Directions for this task. Your answer must be an exact copy of the records below, with no pictures in it.

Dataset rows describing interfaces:
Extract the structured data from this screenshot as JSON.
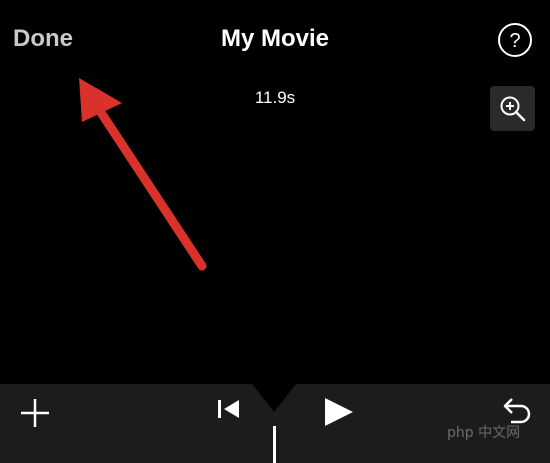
{
  "header": {
    "done_label": "Done",
    "title": "My Movie",
    "help_label": "?"
  },
  "timeline": {
    "duration": "11.9s"
  },
  "icons": {
    "help": "question-circle-icon",
    "zoom": "zoom-in-icon",
    "add": "plus-icon",
    "skip_back": "skip-to-start-icon",
    "play": "play-icon",
    "undo": "undo-icon"
  },
  "colors": {
    "background": "#000000",
    "toolbar": "#1c1c1e",
    "done_text": "#c9c9cb",
    "annotation_arrow": "#d9322b"
  },
  "watermark": "php 中文网"
}
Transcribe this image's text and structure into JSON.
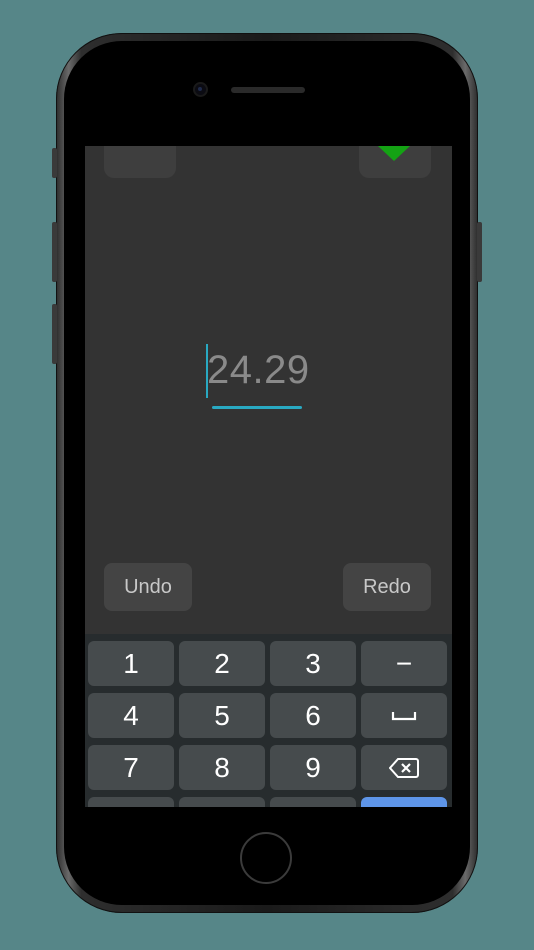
{
  "editor": {
    "value": "24.29",
    "undo_label": "Undo",
    "redo_label": "Redo"
  },
  "keyboard": {
    "row1": [
      "1",
      "2",
      "3",
      "−"
    ],
    "row2": [
      "4",
      "5",
      "6",
      "space-icon"
    ],
    "row3": [
      "7",
      "8",
      "9",
      "backspace-icon"
    ]
  },
  "colors": {
    "background": "#568688",
    "screen": "#333333",
    "accent": "#29a9c2",
    "confirm_green": "#14a214",
    "keyboard_bg": "#272c2e",
    "key_bg": "#464b4d",
    "key_blue": "#5e95e8"
  }
}
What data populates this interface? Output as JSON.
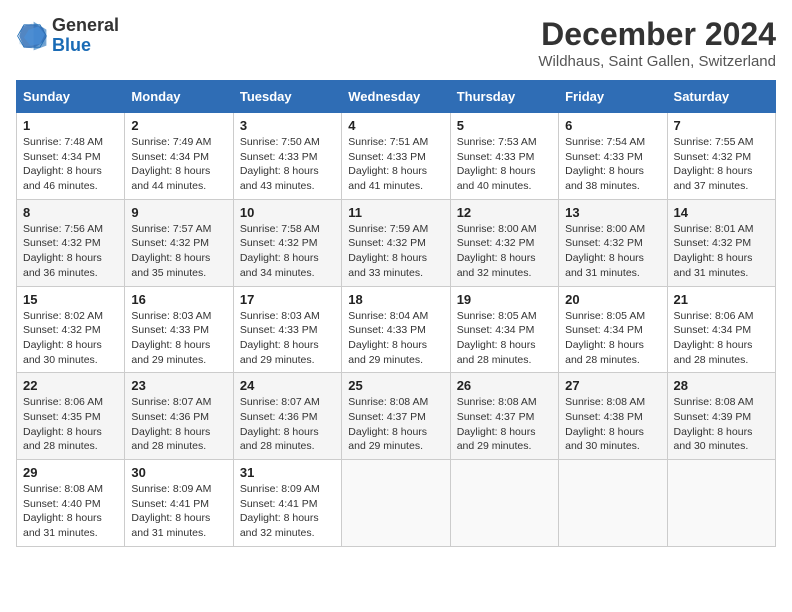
{
  "logo": {
    "general": "General",
    "blue": "Blue"
  },
  "title": "December 2024",
  "location": "Wildhaus, Saint Gallen, Switzerland",
  "days_of_week": [
    "Sunday",
    "Monday",
    "Tuesday",
    "Wednesday",
    "Thursday",
    "Friday",
    "Saturday"
  ],
  "weeks": [
    [
      {
        "day": "1",
        "sunrise": "Sunrise: 7:48 AM",
        "sunset": "Sunset: 4:34 PM",
        "daylight": "Daylight: 8 hours and 46 minutes."
      },
      {
        "day": "2",
        "sunrise": "Sunrise: 7:49 AM",
        "sunset": "Sunset: 4:34 PM",
        "daylight": "Daylight: 8 hours and 44 minutes."
      },
      {
        "day": "3",
        "sunrise": "Sunrise: 7:50 AM",
        "sunset": "Sunset: 4:33 PM",
        "daylight": "Daylight: 8 hours and 43 minutes."
      },
      {
        "day": "4",
        "sunrise": "Sunrise: 7:51 AM",
        "sunset": "Sunset: 4:33 PM",
        "daylight": "Daylight: 8 hours and 41 minutes."
      },
      {
        "day": "5",
        "sunrise": "Sunrise: 7:53 AM",
        "sunset": "Sunset: 4:33 PM",
        "daylight": "Daylight: 8 hours and 40 minutes."
      },
      {
        "day": "6",
        "sunrise": "Sunrise: 7:54 AM",
        "sunset": "Sunset: 4:33 PM",
        "daylight": "Daylight: 8 hours and 38 minutes."
      },
      {
        "day": "7",
        "sunrise": "Sunrise: 7:55 AM",
        "sunset": "Sunset: 4:32 PM",
        "daylight": "Daylight: 8 hours and 37 minutes."
      }
    ],
    [
      {
        "day": "8",
        "sunrise": "Sunrise: 7:56 AM",
        "sunset": "Sunset: 4:32 PM",
        "daylight": "Daylight: 8 hours and 36 minutes."
      },
      {
        "day": "9",
        "sunrise": "Sunrise: 7:57 AM",
        "sunset": "Sunset: 4:32 PM",
        "daylight": "Daylight: 8 hours and 35 minutes."
      },
      {
        "day": "10",
        "sunrise": "Sunrise: 7:58 AM",
        "sunset": "Sunset: 4:32 PM",
        "daylight": "Daylight: 8 hours and 34 minutes."
      },
      {
        "day": "11",
        "sunrise": "Sunrise: 7:59 AM",
        "sunset": "Sunset: 4:32 PM",
        "daylight": "Daylight: 8 hours and 33 minutes."
      },
      {
        "day": "12",
        "sunrise": "Sunrise: 8:00 AM",
        "sunset": "Sunset: 4:32 PM",
        "daylight": "Daylight: 8 hours and 32 minutes."
      },
      {
        "day": "13",
        "sunrise": "Sunrise: 8:00 AM",
        "sunset": "Sunset: 4:32 PM",
        "daylight": "Daylight: 8 hours and 31 minutes."
      },
      {
        "day": "14",
        "sunrise": "Sunrise: 8:01 AM",
        "sunset": "Sunset: 4:32 PM",
        "daylight": "Daylight: 8 hours and 31 minutes."
      }
    ],
    [
      {
        "day": "15",
        "sunrise": "Sunrise: 8:02 AM",
        "sunset": "Sunset: 4:32 PM",
        "daylight": "Daylight: 8 hours and 30 minutes."
      },
      {
        "day": "16",
        "sunrise": "Sunrise: 8:03 AM",
        "sunset": "Sunset: 4:33 PM",
        "daylight": "Daylight: 8 hours and 29 minutes."
      },
      {
        "day": "17",
        "sunrise": "Sunrise: 8:03 AM",
        "sunset": "Sunset: 4:33 PM",
        "daylight": "Daylight: 8 hours and 29 minutes."
      },
      {
        "day": "18",
        "sunrise": "Sunrise: 8:04 AM",
        "sunset": "Sunset: 4:33 PM",
        "daylight": "Daylight: 8 hours and 29 minutes."
      },
      {
        "day": "19",
        "sunrise": "Sunrise: 8:05 AM",
        "sunset": "Sunset: 4:34 PM",
        "daylight": "Daylight: 8 hours and 28 minutes."
      },
      {
        "day": "20",
        "sunrise": "Sunrise: 8:05 AM",
        "sunset": "Sunset: 4:34 PM",
        "daylight": "Daylight: 8 hours and 28 minutes."
      },
      {
        "day": "21",
        "sunrise": "Sunrise: 8:06 AM",
        "sunset": "Sunset: 4:34 PM",
        "daylight": "Daylight: 8 hours and 28 minutes."
      }
    ],
    [
      {
        "day": "22",
        "sunrise": "Sunrise: 8:06 AM",
        "sunset": "Sunset: 4:35 PM",
        "daylight": "Daylight: 8 hours and 28 minutes."
      },
      {
        "day": "23",
        "sunrise": "Sunrise: 8:07 AM",
        "sunset": "Sunset: 4:36 PM",
        "daylight": "Daylight: 8 hours and 28 minutes."
      },
      {
        "day": "24",
        "sunrise": "Sunrise: 8:07 AM",
        "sunset": "Sunset: 4:36 PM",
        "daylight": "Daylight: 8 hours and 28 minutes."
      },
      {
        "day": "25",
        "sunrise": "Sunrise: 8:08 AM",
        "sunset": "Sunset: 4:37 PM",
        "daylight": "Daylight: 8 hours and 29 minutes."
      },
      {
        "day": "26",
        "sunrise": "Sunrise: 8:08 AM",
        "sunset": "Sunset: 4:37 PM",
        "daylight": "Daylight: 8 hours and 29 minutes."
      },
      {
        "day": "27",
        "sunrise": "Sunrise: 8:08 AM",
        "sunset": "Sunset: 4:38 PM",
        "daylight": "Daylight: 8 hours and 30 minutes."
      },
      {
        "day": "28",
        "sunrise": "Sunrise: 8:08 AM",
        "sunset": "Sunset: 4:39 PM",
        "daylight": "Daylight: 8 hours and 30 minutes."
      }
    ],
    [
      {
        "day": "29",
        "sunrise": "Sunrise: 8:08 AM",
        "sunset": "Sunset: 4:40 PM",
        "daylight": "Daylight: 8 hours and 31 minutes."
      },
      {
        "day": "30",
        "sunrise": "Sunrise: 8:09 AM",
        "sunset": "Sunset: 4:41 PM",
        "daylight": "Daylight: 8 hours and 31 minutes."
      },
      {
        "day": "31",
        "sunrise": "Sunrise: 8:09 AM",
        "sunset": "Sunset: 4:41 PM",
        "daylight": "Daylight: 8 hours and 32 minutes."
      },
      null,
      null,
      null,
      null
    ]
  ]
}
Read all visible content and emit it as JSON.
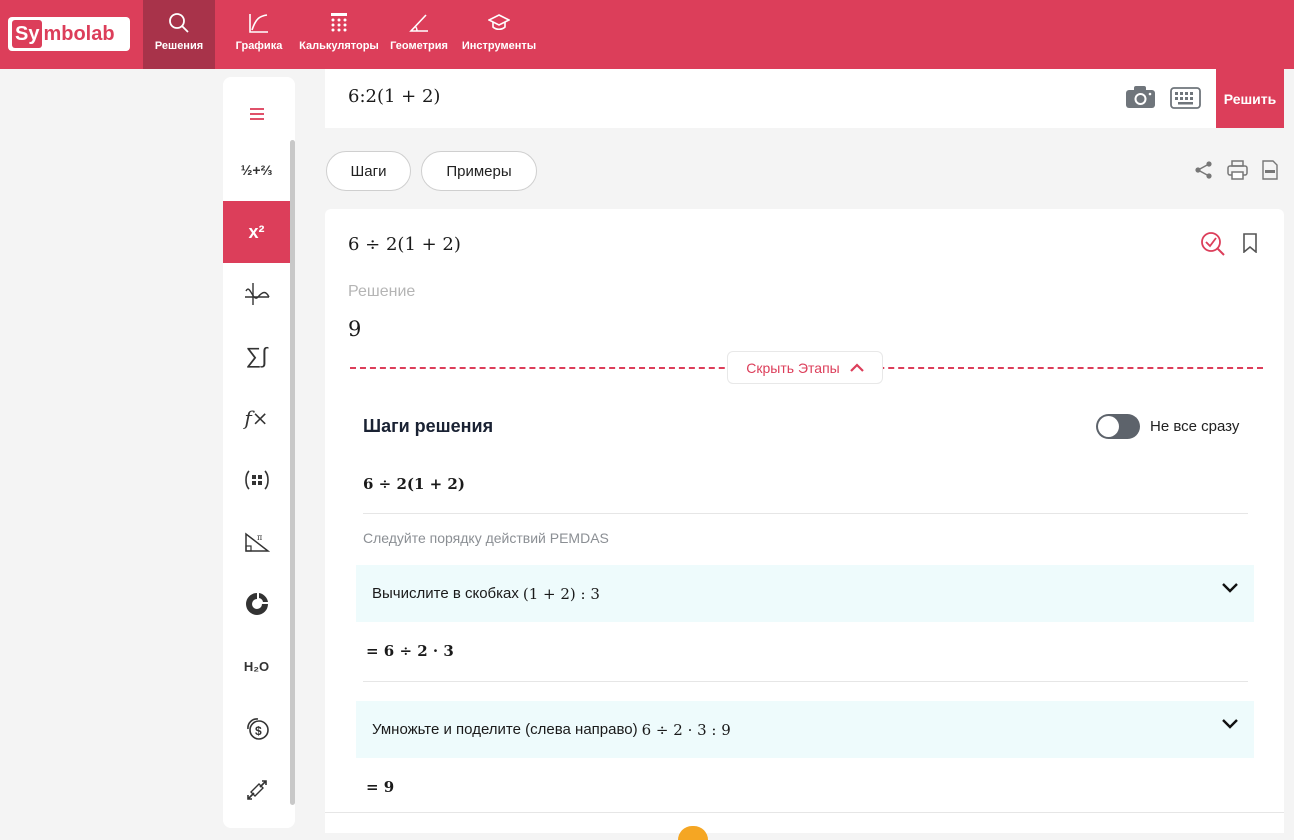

Solution to this problem.
Extract the structured data from this screenshot as JSON.
{
  "header": {
    "done_label": "Done",
    "title": "My Movie",
    "help_label": "?"
  },
  "timeline": {
    "duration": "11.9s"
  },
  "icons": {
    "help": "question-circle-icon",
    "zoom": "zoom-in-icon",
    "add": "plus-icon",
    "skip_back": "skip-to-start-icon",
    "play": "play-icon",
    "undo": "undo-icon"
  },
  "colors": {
    "background": "#000000",
    "toolbar": "#1c1c1e",
    "done_text": "#c9c9cb",
    "annotation_arrow": "#d9322b"
  },
  "watermark": "php 中文网"
}
Transcribe this image's text and structure into JSON.
{
  "editor": {
    "value": "24.29",
    "undo_label": "Undo",
    "redo_label": "Redo"
  },
  "keyboard": {
    "row1": [
      "1",
      "2",
      "3",
      "−"
    ],
    "row2": [
      "4",
      "5",
      "6",
      "space-icon"
    ],
    "row3": [
      "7",
      "8",
      "9",
      "backspace-icon"
    ]
  },
  "colors": {
    "background": "#568688",
    "screen": "#333333",
    "accent": "#29a9c2",
    "confirm_green": "#14a214",
    "keyboard_bg": "#272c2e",
    "key_bg": "#464b4d",
    "key_blue": "#5e95e8"
  }
}
What data populates this interface? Output as JSON.
{
  "logo": {
    "general": "General",
    "blue": "Blue"
  },
  "title": "December 2024",
  "location": "Wildhaus, Saint Gallen, Switzerland",
  "days_of_week": [
    "Sunday",
    "Monday",
    "Tuesday",
    "Wednesday",
    "Thursday",
    "Friday",
    "Saturday"
  ],
  "weeks": [
    [
      {
        "day": "1",
        "sunrise": "Sunrise: 7:48 AM",
        "sunset": "Sunset: 4:34 PM",
        "daylight": "Daylight: 8 hours and 46 minutes."
      },
      {
        "day": "2",
        "sunrise": "Sunrise: 7:49 AM",
        "sunset": "Sunset: 4:34 PM",
        "daylight": "Daylight: 8 hours and 44 minutes."
      },
      {
        "day": "3",
        "sunrise": "Sunrise: 7:50 AM",
        "sunset": "Sunset: 4:33 PM",
        "daylight": "Daylight: 8 hours and 43 minutes."
      },
      {
        "day": "4",
        "sunrise": "Sunrise: 7:51 AM",
        "sunset": "Sunset: 4:33 PM",
        "daylight": "Daylight: 8 hours and 41 minutes."
      },
      {
        "day": "5",
        "sunrise": "Sunrise: 7:53 AM",
        "sunset": "Sunset: 4:33 PM",
        "daylight": "Daylight: 8 hours and 40 minutes."
      },
      {
        "day": "6",
        "sunrise": "Sunrise: 7:54 AM",
        "sunset": "Sunset: 4:33 PM",
        "daylight": "Daylight: 8 hours and 38 minutes."
      },
      {
        "day": "7",
        "sunrise": "Sunrise: 7:55 AM",
        "sunset": "Sunset: 4:32 PM",
        "daylight": "Daylight: 8 hours and 37 minutes."
      }
    ],
    [
      {
        "day": "8",
        "sunrise": "Sunrise: 7:56 AM",
        "sunset": "Sunset: 4:32 PM",
        "daylight": "Daylight: 8 hours and 36 minutes."
      },
      {
        "day": "9",
        "sunrise": "Sunrise: 7:57 AM",
        "sunset": "Sunset: 4:32 PM",
        "daylight": "Daylight: 8 hours and 35 minutes."
      },
      {
        "day": "10",
        "sunrise": "Sunrise: 7:58 AM",
        "sunset": "Sunset: 4:32 PM",
        "daylight": "Daylight: 8 hours and 34 minutes."
      },
      {
        "day": "11",
        "sunrise": "Sunrise: 7:59 AM",
        "sunset": "Sunset: 4:32 PM",
        "daylight": "Daylight: 8 hours and 33 minutes."
      },
      {
        "day": "12",
        "sunrise": "Sunrise: 8:00 AM",
        "sunset": "Sunset: 4:32 PM",
        "daylight": "Daylight: 8 hours and 32 minutes."
      },
      {
        "day": "13",
        "sunrise": "Sunrise: 8:00 AM",
        "sunset": "Sunset: 4:32 PM",
        "daylight": "Daylight: 8 hours and 31 minutes."
      },
      {
        "day": "14",
        "sunrise": "Sunrise: 8:01 AM",
        "sunset": "Sunset: 4:32 PM",
        "daylight": "Daylight: 8 hours and 31 minutes."
      }
    ],
    [
      {
        "day": "15",
        "sunrise": "Sunrise: 8:02 AM",
        "sunset": "Sunset: 4:32 PM",
        "daylight": "Daylight: 8 hours and 30 minutes."
      },
      {
        "day": "16",
        "sunrise": "Sunrise: 8:03 AM",
        "sunset": "Sunset: 4:33 PM",
        "daylight": "Daylight: 8 hours and 29 minutes."
      },
      {
        "day": "17",
        "sunrise": "Sunrise: 8:03 AM",
        "sunset": "Sunset: 4:33 PM",
        "daylight": "Daylight: 8 hours and 29 minutes."
      },
      {
        "day": "18",
        "sunrise": "Sunrise: 8:04 AM",
        "sunset": "Sunset: 4:33 PM",
        "daylight": "Daylight: 8 hours and 29 minutes."
      },
      {
        "day": "19",
        "sunrise": "Sunrise: 8:05 AM",
        "sunset": "Sunset: 4:34 PM",
        "daylight": "Daylight: 8 hours and 28 minutes."
      },
      {
        "day": "20",
        "sunrise": "Sunrise: 8:05 AM",
        "sunset": "Sunset: 4:34 PM",
        "daylight": "Daylight: 8 hours and 28 minutes."
      },
      {
        "day": "21",
        "sunrise": "Sunrise: 8:06 AM",
        "sunset": "Sunset: 4:34 PM",
        "daylight": "Daylight: 8 hours and 28 minutes."
      }
    ],
    [
      {
        "day": "22",
        "sunrise": "Sunrise: 8:06 AM",
        "sunset": "Sunset: 4:35 PM",
        "daylight": "Daylight: 8 hours and 28 minutes."
      },
      {
        "day": "23",
        "sunrise": "Sunrise: 8:07 AM",
        "sunset": "Sunset: 4:36 PM",
        "daylight": "Daylight: 8 hours and 28 minutes."
      },
      {
        "day": "24",
        "sunrise": "Sunrise: 8:07 AM",
        "sunset": "Sunset: 4:36 PM",
        "daylight": "Daylight: 8 hours and 28 minutes."
      },
      {
        "day": "25",
        "sunrise": "Sunrise: 8:08 AM",
        "sunset": "Sunset: 4:37 PM",
        "daylight": "Daylight: 8 hours and 29 minutes."
      },
      {
        "day": "26",
        "sunrise": "Sunrise: 8:08 AM",
        "sunset": "Sunset: 4:37 PM",
        "daylight": "Daylight: 8 hours and 29 minutes."
      },
      {
        "day": "27",
        "sunrise": "Sunrise: 8:08 AM",
        "sunset": "Sunset: 4:38 PM",
        "daylight": "Daylight: 8 hours and 30 minutes."
      },
      {
        "day": "28",
        "sunrise": "Sunrise: 8:08 AM",
        "sunset": "Sunset: 4:39 PM",
        "daylight": "Daylight: 8 hours and 30 minutes."
      }
    ],
    [
      {
        "day": "29",
        "sunrise": "Sunrise: 8:08 AM",
        "sunset": "Sunset: 4:40 PM",
        "daylight": "Daylight: 8 hours and 31 minutes."
      },
      {
        "day": "30",
        "sunrise": "Sunrise: 8:09 AM",
        "sunset": "Sunset: 4:41 PM",
        "daylight": "Daylight: 8 hours and 31 minutes."
      },
      {
        "day": "31",
        "sunrise": "Sunrise: 8:09 AM",
        "sunset": "Sunset: 4:41 PM",
        "daylight": "Daylight: 8 hours and 32 minutes."
      },
      null,
      null,
      null,
      null
    ]
  ]
}
Read all visible content and emit it as JSON.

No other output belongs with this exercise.